[Task details]
Search the entries below for the word "certi" and copy each line that has it.

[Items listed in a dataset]
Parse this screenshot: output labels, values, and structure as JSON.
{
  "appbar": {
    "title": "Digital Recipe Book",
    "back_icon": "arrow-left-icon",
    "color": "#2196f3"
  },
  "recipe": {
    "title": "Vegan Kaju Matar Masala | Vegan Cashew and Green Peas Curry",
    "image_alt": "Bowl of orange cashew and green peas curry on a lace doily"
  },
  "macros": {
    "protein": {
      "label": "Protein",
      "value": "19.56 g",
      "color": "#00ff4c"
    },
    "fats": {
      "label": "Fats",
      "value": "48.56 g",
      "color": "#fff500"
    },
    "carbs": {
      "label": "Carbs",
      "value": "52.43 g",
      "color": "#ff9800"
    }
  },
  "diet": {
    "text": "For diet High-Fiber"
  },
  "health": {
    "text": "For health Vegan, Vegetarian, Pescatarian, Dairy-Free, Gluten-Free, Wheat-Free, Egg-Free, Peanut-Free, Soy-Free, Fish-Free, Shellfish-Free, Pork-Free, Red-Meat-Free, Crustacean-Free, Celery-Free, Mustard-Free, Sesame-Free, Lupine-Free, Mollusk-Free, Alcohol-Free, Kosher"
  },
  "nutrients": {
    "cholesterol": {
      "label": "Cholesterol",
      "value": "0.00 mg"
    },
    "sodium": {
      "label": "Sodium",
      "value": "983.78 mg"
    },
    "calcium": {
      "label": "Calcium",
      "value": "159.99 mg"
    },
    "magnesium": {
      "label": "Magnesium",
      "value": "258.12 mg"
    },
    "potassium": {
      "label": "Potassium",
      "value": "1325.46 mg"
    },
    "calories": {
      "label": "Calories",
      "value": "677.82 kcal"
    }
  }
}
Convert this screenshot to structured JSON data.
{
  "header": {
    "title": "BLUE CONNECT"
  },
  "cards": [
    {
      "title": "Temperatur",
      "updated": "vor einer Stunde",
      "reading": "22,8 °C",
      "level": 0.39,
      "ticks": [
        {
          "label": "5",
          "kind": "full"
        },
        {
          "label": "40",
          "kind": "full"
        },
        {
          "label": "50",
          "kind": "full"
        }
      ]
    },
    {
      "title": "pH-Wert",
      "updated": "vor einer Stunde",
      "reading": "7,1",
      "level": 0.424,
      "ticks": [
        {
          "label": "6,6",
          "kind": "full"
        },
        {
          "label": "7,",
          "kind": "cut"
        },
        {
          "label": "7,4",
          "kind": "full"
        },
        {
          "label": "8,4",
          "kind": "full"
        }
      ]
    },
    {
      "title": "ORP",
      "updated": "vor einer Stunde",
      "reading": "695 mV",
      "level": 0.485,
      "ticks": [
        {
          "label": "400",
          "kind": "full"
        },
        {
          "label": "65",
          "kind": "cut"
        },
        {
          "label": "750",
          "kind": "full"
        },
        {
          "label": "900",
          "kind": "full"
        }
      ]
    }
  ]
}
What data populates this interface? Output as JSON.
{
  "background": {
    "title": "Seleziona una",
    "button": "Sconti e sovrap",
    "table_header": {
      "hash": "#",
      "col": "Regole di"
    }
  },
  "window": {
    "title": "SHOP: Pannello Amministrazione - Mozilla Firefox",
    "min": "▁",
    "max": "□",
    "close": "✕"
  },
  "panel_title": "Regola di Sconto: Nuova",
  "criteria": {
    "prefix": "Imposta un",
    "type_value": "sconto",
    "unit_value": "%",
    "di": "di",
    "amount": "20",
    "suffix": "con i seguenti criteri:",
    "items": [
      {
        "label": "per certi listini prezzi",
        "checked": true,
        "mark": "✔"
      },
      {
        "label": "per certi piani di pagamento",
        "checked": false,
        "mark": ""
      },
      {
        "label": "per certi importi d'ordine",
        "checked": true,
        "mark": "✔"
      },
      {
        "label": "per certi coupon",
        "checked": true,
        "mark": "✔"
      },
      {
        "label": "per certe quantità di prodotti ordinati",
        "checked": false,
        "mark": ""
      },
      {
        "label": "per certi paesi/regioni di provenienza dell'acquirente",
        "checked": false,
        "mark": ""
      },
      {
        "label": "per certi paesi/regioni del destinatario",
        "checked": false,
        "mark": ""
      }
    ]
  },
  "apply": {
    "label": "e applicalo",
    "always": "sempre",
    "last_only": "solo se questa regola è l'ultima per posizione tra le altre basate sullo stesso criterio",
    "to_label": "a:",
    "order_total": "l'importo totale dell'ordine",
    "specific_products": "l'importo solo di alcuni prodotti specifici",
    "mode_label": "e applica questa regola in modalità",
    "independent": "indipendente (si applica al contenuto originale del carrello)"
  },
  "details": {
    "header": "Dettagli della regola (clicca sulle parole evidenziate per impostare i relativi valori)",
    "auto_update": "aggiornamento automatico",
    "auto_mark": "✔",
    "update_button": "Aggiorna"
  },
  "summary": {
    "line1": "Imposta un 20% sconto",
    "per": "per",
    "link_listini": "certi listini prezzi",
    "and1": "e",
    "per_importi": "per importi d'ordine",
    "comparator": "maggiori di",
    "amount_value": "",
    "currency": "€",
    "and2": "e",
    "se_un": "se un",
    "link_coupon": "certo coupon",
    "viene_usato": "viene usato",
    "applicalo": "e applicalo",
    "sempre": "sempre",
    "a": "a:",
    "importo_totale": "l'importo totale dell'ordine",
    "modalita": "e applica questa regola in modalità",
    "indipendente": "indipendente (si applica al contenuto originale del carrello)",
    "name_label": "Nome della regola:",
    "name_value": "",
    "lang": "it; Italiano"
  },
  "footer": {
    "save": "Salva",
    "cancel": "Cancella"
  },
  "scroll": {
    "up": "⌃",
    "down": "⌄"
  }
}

[Response to this task]
        "label": "per certi listini prezzi",
        "label": "per certi piani di pagamento",
        "label": "per certi importi d'ordine",
        "label": "per certi coupon",
        "label": "per certi paesi/regioni di provenienza dell'acquirente",
        "label": "per certi paesi/regioni del destinatario",
    "link_listini": "certi listini prezzi",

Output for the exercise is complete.